(Records contained in a dataset)
---

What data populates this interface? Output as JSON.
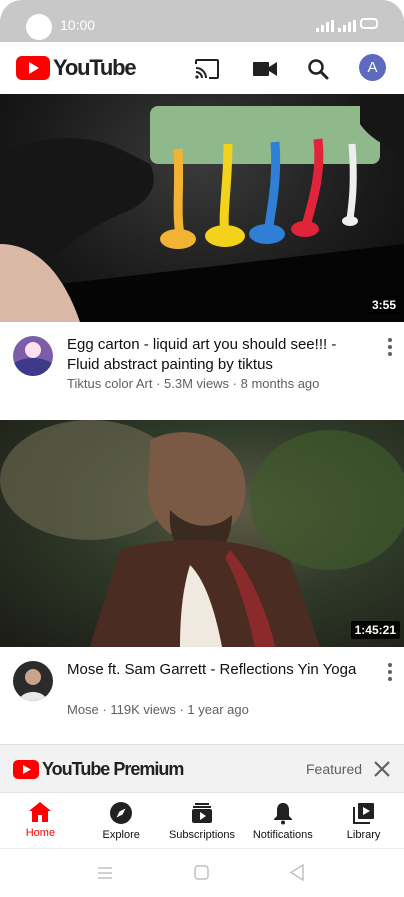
{
  "status_bar": {
    "time": "10:00"
  },
  "app_bar": {
    "logo_text": "YouTube",
    "cast_icon": "cast-icon",
    "camera_icon": "video-camera-icon",
    "search_icon": "search-icon",
    "avatar_letter": "A"
  },
  "videos": [
    {
      "title": "Egg carton - liquid art you should see!!! - Fluid abstract painting by tiktus",
      "subtitle": "Tiktus color Art · 5.3M views · 8 months ago",
      "duration": "3:55"
    },
    {
      "title": "Mose ft. Sam Garrett - Reflections Yin Yoga",
      "subtitle": "Mose · 119K views · 1 year ago",
      "duration": "1:45:21"
    }
  ],
  "premium_banner": {
    "logo_text": "YouTube Premium",
    "label": "Featured"
  },
  "bottom_nav": [
    {
      "label": "Home",
      "icon": "home-icon"
    },
    {
      "label": "Explore",
      "icon": "compass-icon"
    },
    {
      "label": "Subscriptions",
      "icon": "subscriptions-icon"
    },
    {
      "label": "Notifications",
      "icon": "bell-icon"
    },
    {
      "label": "Library",
      "icon": "library-icon"
    }
  ],
  "colors": {
    "brand_red": "#ff0000",
    "avatar_bg": "#5c6bc0",
    "status_bar": "#c8c8c8"
  }
}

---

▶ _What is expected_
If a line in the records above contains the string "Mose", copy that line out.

▶ _Output for this task_
      "title": "Mose ft. Sam Garrett - Reflections Yin Yoga",
      "subtitle": "Mose · 119K views · 1 year ago",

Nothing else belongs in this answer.